◆ Assignment:
Give the data again exactly as written, without any of its pictures.

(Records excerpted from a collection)
*** Block opens ***
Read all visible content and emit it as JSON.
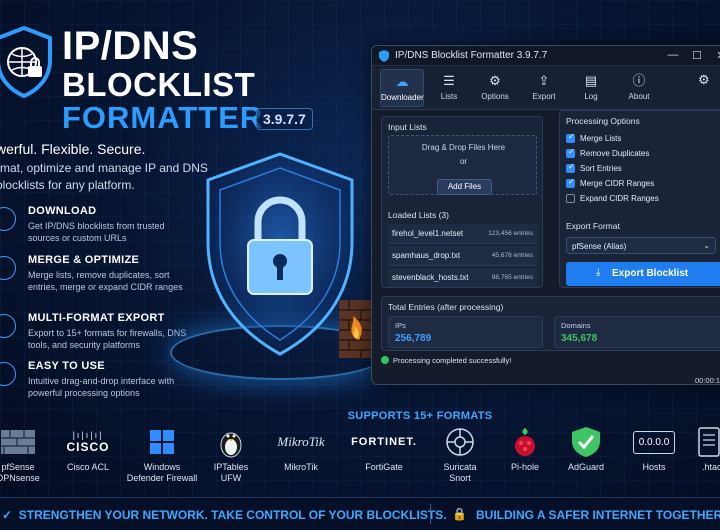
{
  "brand": {
    "title_line1": "IP/DNS",
    "title_line2": "BLOCKLIST",
    "title_line3": "FORMATTER",
    "version": "3.9.7.7",
    "tagline": "werful. Flexible. Secure.",
    "description": "rmat, optimize and manage IP and DNS blocklists for any platform."
  },
  "features": [
    {
      "icon": "download-icon",
      "title": "DOWNLOAD",
      "desc": "Get IP/DNS blocklists from trusted sources or custom URLs"
    },
    {
      "icon": "merge-icon",
      "title": "MERGE & OPTIMIZE",
      "desc": "Merge lists, remove duplicates, sort entries, merge or expand CIDR ranges"
    },
    {
      "icon": "export-icon",
      "title": "MULTI-FORMAT EXPORT",
      "desc": "Export to 15+ formats for firewalls, DNS tools, and security platforms"
    },
    {
      "icon": "shield-check-icon",
      "title": "EASY TO USE",
      "desc": "Intuitive drag-and-drop interface with powerful processing options"
    }
  ],
  "window": {
    "title": "IP/DNS Blocklist Formatter 3.9.7.7",
    "controls": {
      "minimize": "—",
      "maximize": "☐",
      "close": "✕"
    },
    "toolbar": [
      {
        "label": "Downloader",
        "icon": "cloud-download-icon",
        "glyph": "☁",
        "active": true
      },
      {
        "label": "Lists",
        "icon": "list-icon",
        "glyph": "☰",
        "active": false
      },
      {
        "label": "Options",
        "icon": "gear-icon",
        "glyph": "⚙",
        "active": false
      },
      {
        "label": "Export",
        "icon": "upload-icon",
        "glyph": "⇪",
        "active": false
      },
      {
        "label": "Log",
        "icon": "document-icon",
        "glyph": "▤",
        "active": false
      },
      {
        "label": "About",
        "icon": "info-icon",
        "glyph": "ⓘ",
        "active": false
      }
    ],
    "settings_glyph": "⚙",
    "input_lists": {
      "title": "Input Lists",
      "drop_text": "Drag & Drop Files Here",
      "or_text": "or",
      "add_files": "Add Files"
    },
    "loaded_lists": {
      "title": "Loaded Lists (3)",
      "files": [
        {
          "name": "firehol_level1.netset",
          "count": "123,456 entries"
        },
        {
          "name": "spamhaus_drop.txt",
          "count": "45,678 entries"
        },
        {
          "name": "stevenblack_hosts.txt",
          "count": "98,765 entries"
        }
      ]
    },
    "processing": {
      "title": "Processing Options",
      "options": [
        {
          "label": "Merge Lists",
          "checked": true
        },
        {
          "label": "Remove Duplicates",
          "checked": true
        },
        {
          "label": "Sort Entries",
          "checked": true
        },
        {
          "label": "Merge CIDR Ranges",
          "checked": true
        },
        {
          "label": "Expand CIDR Ranges",
          "checked": false
        }
      ]
    },
    "export_format": {
      "title": "Export Format",
      "selected": "pfSense (Alias)",
      "button": "Export Blocklist"
    },
    "totals": {
      "title": "Total Entries (after processing)",
      "ips_label": "IPs",
      "ips_value": "256,789",
      "domains_label": "Domains",
      "domains_value": "345,678"
    },
    "status": "Processing completed successfully!",
    "timer": "00:00:1"
  },
  "formats_heading": "SUPPORTS 15+ FORMATS",
  "formats": [
    {
      "name": "pfSense\nOPNsense",
      "icon": "firewall-brick-icon"
    },
    {
      "name": "Cisco ACL",
      "icon": "cisco-logo-icon",
      "logo_text": "CISCO"
    },
    {
      "name": "Windows\nDefender Firewall",
      "icon": "windows-logo-icon"
    },
    {
      "name": "IPTables\nUFW",
      "icon": "linux-penguin-icon"
    },
    {
      "name": "MikroTik",
      "icon": "mikrotik-logo-icon",
      "logo_text": "MikroTik"
    },
    {
      "name": "FortiGate",
      "icon": "fortinet-logo-icon",
      "logo_text": "FORTINET."
    },
    {
      "name": "Suricata\nSnort",
      "icon": "suricata-icon"
    },
    {
      "name": "Pi-hole",
      "icon": "raspberry-icon"
    },
    {
      "name": "AdGuard",
      "icon": "adguard-shield-icon"
    },
    {
      "name": "Hosts",
      "icon": "hosts-box-icon",
      "logo_text": "0.0.0.0"
    },
    {
      "name": ".htac",
      "icon": "htaccess-icon"
    }
  ],
  "footer": {
    "left": "STRENGTHEN YOUR NETWORK. TAKE CONTROL OF YOUR BLOCKLISTS.",
    "right": "BUILDING A SAFER INTERNET TOGETHER."
  },
  "colors": {
    "accent": "#2a9dff",
    "button": "#1f7df0",
    "ips_value": "#3fa0ff",
    "domains_value": "#3ec463",
    "status_ok": "#2fc463"
  }
}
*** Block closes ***
◆ Written solution:
Read all visible content and emit it as JSON.
{
  "brand": {
    "title_line1": "IP/DNS",
    "title_line2": "BLOCKLIST",
    "title_line3": "FORMATTER",
    "version": "3.9.7.7",
    "tagline": "werful. Flexible. Secure.",
    "description": "rmat, optimize and manage IP and DNS blocklists for any platform."
  },
  "features": [
    {
      "icon": "download-icon",
      "title": "DOWNLOAD",
      "desc": "Get IP/DNS blocklists from trusted sources or custom URLs"
    },
    {
      "icon": "merge-icon",
      "title": "MERGE & OPTIMIZE",
      "desc": "Merge lists, remove duplicates, sort entries, merge or expand CIDR ranges"
    },
    {
      "icon": "export-icon",
      "title": "MULTI-FORMAT EXPORT",
      "desc": "Export to 15+ formats for firewalls, DNS tools, and security platforms"
    },
    {
      "icon": "shield-check-icon",
      "title": "EASY TO USE",
      "desc": "Intuitive drag-and-drop interface with powerful processing options"
    }
  ],
  "window": {
    "title": "IP/DNS Blocklist Formatter 3.9.7.7",
    "controls": {
      "minimize": "—",
      "maximize": "☐",
      "close": "✕"
    },
    "toolbar": [
      {
        "label": "Downloader",
        "icon": "cloud-download-icon",
        "glyph": "☁",
        "active": true
      },
      {
        "label": "Lists",
        "icon": "list-icon",
        "glyph": "☰",
        "active": false
      },
      {
        "label": "Options",
        "icon": "gear-icon",
        "glyph": "⚙",
        "active": false
      },
      {
        "label": "Export",
        "icon": "upload-icon",
        "glyph": "⇪",
        "active": false
      },
      {
        "label": "Log",
        "icon": "document-icon",
        "glyph": "▤",
        "active": false
      },
      {
        "label": "About",
        "icon": "info-icon",
        "glyph": "ⓘ",
        "active": false
      }
    ],
    "settings_glyph": "⚙",
    "input_lists": {
      "title": "Input Lists",
      "drop_text": "Drag & Drop Files Here",
      "or_text": "or",
      "add_files": "Add Files"
    },
    "loaded_lists": {
      "title": "Loaded Lists (3)",
      "files": [
        {
          "name": "firehol_level1.netset",
          "count": "123,456 entries"
        },
        {
          "name": "spamhaus_drop.txt",
          "count": "45,678 entries"
        },
        {
          "name": "stevenblack_hosts.txt",
          "count": "98,765 entries"
        }
      ]
    },
    "processing": {
      "title": "Processing Options",
      "options": [
        {
          "label": "Merge Lists",
          "checked": true
        },
        {
          "label": "Remove Duplicates",
          "checked": true
        },
        {
          "label": "Sort Entries",
          "checked": true
        },
        {
          "label": "Merge CIDR Ranges",
          "checked": true
        },
        {
          "label": "Expand CIDR Ranges",
          "checked": false
        }
      ]
    },
    "export_format": {
      "title": "Export Format",
      "selected": "pfSense (Alias)",
      "button": "Export Blocklist"
    },
    "totals": {
      "title": "Total Entries (after processing)",
      "ips_label": "IPs",
      "ips_value": "256,789",
      "domains_label": "Domains",
      "domains_value": "345,678"
    },
    "status": "Processing completed successfully!",
    "timer": "00:00:1"
  },
  "formats_heading": "SUPPORTS 15+ FORMATS",
  "formats": [
    {
      "name": "pfSense\nOPNsense",
      "icon": "firewall-brick-icon"
    },
    {
      "name": "Cisco ACL",
      "icon": "cisco-logo-icon",
      "logo_text": "CISCO"
    },
    {
      "name": "Windows\nDefender Firewall",
      "icon": "windows-logo-icon"
    },
    {
      "name": "IPTables\nUFW",
      "icon": "linux-penguin-icon"
    },
    {
      "name": "MikroTik",
      "icon": "mikrotik-logo-icon",
      "logo_text": "MikroTik"
    },
    {
      "name": "FortiGate",
      "icon": "fortinet-logo-icon",
      "logo_text": "FORTINET."
    },
    {
      "name": "Suricata\nSnort",
      "icon": "suricata-icon"
    },
    {
      "name": "Pi-hole",
      "icon": "raspberry-icon"
    },
    {
      "name": "AdGuard",
      "icon": "adguard-shield-icon"
    },
    {
      "name": "Hosts",
      "icon": "hosts-box-icon",
      "logo_text": "0.0.0.0"
    },
    {
      "name": ".htac",
      "icon": "htaccess-icon"
    }
  ],
  "footer": {
    "left": "STRENGTHEN YOUR NETWORK. TAKE CONTROL OF YOUR BLOCKLISTS.",
    "right": "BUILDING A SAFER INTERNET TOGETHER."
  },
  "colors": {
    "accent": "#2a9dff",
    "button": "#1f7df0",
    "ips_value": "#3fa0ff",
    "domains_value": "#3ec463",
    "status_ok": "#2fc463"
  }
}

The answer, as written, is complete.